“You are not being funny,” I said sharply, feeling a muscle in my face twitch with indignation. I tried to take care of them all, sometimes it wasn’t enough. I had first met her when I accidentally stepped onto her bruised form lying in what once used to be an alleyway. It was a clean hit, something almost professional, clearly whoever had done it to her had been well aware of what they were doing – Sam still hadn’t much to remember about herself – her name was something I had once found in a book when I was younger, maybe a fairy-tale, maybe a history textbook – and Enriq, out resident nurse – at least, he had been one before - had stated she was mid-twenties, maybe younger. The rest was blank for Samelia, and I, the fearless little creature who had led countless allies to their death and winning, was powerless against the laws of biology. “We’re going to find a solution to this, Sammy.”

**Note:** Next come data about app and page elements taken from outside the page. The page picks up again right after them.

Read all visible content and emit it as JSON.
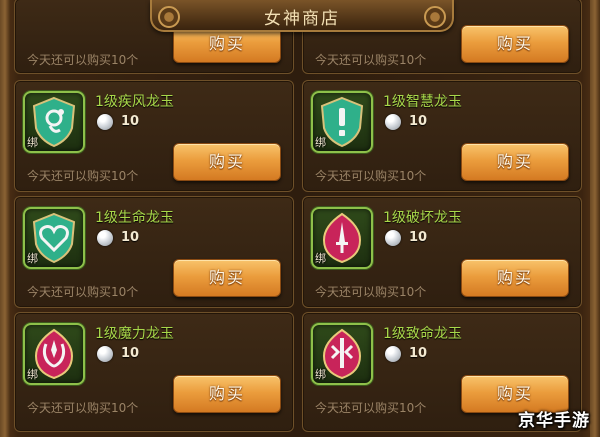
{
  "header": {
    "title": "女神商店"
  },
  "labels": {
    "buy": "购买",
    "bound": "绑",
    "limit_text": "今天还可以购买10个"
  },
  "items": [
    {
      "name": "",
      "price": "",
      "icon": "partial-top-left"
    },
    {
      "name": "",
      "price": "",
      "icon": "partial-top-right"
    },
    {
      "name": "1级疾风龙玉",
      "price": "10",
      "icon": "wind-jade-icon"
    },
    {
      "name": "1级智慧龙玉",
      "price": "10",
      "icon": "wisdom-jade-icon"
    },
    {
      "name": "1级生命龙玉",
      "price": "10",
      "icon": "life-jade-icon"
    },
    {
      "name": "1级破坏龙玉",
      "price": "10",
      "icon": "destruction-jade-icon"
    },
    {
      "name": "1级魔力龙玉",
      "price": "10",
      "icon": "magic-jade-icon"
    },
    {
      "name": "1级致命龙玉",
      "price": "10",
      "icon": "lethal-jade-icon"
    }
  ],
  "currency_icon": "silver-coin-icon",
  "colors": {
    "item_name": "#a8d84a",
    "button": "#eb9d3d",
    "limit_text": "#9a8366",
    "green_gem": "#2fb08a",
    "red_gem": "#c8245a"
  },
  "watermark": "京华手游"
}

Her gaze softened as she nodded shakily in agreement and scooted closer to me. I opened my arms for her to nestle herself into, and exhaled in the feeling of comfort that enveloped me when she laid her head onto my chest. Her warmth had always been the best thing about her. Except for maybe her words.
“What if my name is something stupid, like Adele or Muffy?” She whispered into my skin, her arms tightening around me as I turned as a bit so that my back was against the wall and our legs were no longer hanging over the ruined city below us. I let out a strained chuckle and pressed a kiss to her hair, inhaling the scent of blood, dust, sweat and something undeniable Sam-like… To me, it smelled like home.
“I’ll still love you as much, even if your name is Skanky.”
Her soft laughter was cut off when our lips met. This was a game we both knew how to play very well – friends during the day, soft kisses and desperate lovemaking by nightfall. She tilted her head sideways slightly, finding a better angle and let out a shaky moan into my mouth. I pressed myself into her further, hoping but never fully giving back what she was giving me. This woman trusted me with her life, she had let herself be led into a group of people she hadn’t known, into the arms of a girl who back then had barely known how to make a fist, but instead of rebelling and doing thing her own way, she languidly whispered suggestions into my ear and dropped advice over blueprints and raids. She was my consort, I guessed, my support, and definitely the strongest person I had ever met. She was my life.
When we pulled apart, a soft smile ghosted over her lips as the suddenly bright dawn illuminated our faces with its blood-red colors:
“I love you, Hannuh. We’re going to be okay.”